━━━ RECORDS FOR THE EXERCISE
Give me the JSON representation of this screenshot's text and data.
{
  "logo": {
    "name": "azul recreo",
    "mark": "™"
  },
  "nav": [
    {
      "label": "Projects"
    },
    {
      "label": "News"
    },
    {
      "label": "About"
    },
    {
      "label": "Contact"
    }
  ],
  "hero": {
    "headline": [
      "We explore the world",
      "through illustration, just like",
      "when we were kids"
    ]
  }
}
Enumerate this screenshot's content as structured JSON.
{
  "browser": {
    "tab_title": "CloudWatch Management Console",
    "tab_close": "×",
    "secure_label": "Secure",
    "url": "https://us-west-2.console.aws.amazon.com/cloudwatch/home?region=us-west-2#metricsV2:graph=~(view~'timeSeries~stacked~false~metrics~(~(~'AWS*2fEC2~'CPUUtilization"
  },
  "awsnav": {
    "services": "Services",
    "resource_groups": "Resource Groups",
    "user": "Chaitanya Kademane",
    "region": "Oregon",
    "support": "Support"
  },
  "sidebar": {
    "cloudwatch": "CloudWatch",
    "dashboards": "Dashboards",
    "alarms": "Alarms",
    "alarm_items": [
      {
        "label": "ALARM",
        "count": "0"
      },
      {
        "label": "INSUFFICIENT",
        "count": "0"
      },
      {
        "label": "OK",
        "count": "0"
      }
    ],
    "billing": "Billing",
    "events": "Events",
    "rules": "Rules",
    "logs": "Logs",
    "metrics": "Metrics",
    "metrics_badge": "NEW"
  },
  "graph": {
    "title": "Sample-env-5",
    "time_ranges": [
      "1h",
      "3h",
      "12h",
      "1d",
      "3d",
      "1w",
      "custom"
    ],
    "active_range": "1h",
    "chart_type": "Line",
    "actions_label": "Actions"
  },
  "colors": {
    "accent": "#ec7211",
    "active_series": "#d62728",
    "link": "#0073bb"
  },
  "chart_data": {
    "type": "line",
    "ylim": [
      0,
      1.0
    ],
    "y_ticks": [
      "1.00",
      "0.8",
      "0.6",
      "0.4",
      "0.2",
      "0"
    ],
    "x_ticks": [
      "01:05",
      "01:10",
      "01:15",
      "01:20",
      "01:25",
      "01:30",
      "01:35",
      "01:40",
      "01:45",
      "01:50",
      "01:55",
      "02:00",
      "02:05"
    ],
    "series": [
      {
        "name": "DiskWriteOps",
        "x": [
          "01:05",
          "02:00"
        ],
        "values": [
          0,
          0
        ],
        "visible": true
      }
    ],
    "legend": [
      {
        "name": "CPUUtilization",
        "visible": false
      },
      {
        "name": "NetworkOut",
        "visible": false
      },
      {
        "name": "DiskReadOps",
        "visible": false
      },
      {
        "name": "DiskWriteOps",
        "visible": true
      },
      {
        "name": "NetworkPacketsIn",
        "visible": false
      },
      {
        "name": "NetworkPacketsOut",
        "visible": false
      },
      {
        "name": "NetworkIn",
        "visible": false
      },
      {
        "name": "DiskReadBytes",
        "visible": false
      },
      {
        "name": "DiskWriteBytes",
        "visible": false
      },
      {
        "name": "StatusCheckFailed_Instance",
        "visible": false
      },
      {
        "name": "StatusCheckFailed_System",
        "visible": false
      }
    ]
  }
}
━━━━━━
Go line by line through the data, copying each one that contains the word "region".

    "url": "https://us-west-2.console.aws.amazon.com/cloudwatch/home?region=us-west-2#metricsV2:graph=~(view~'timeSeries~stacked~false~metrics~(~(~'AWS*2fEC2~'CPUUtilization"
    "region": "Oregon",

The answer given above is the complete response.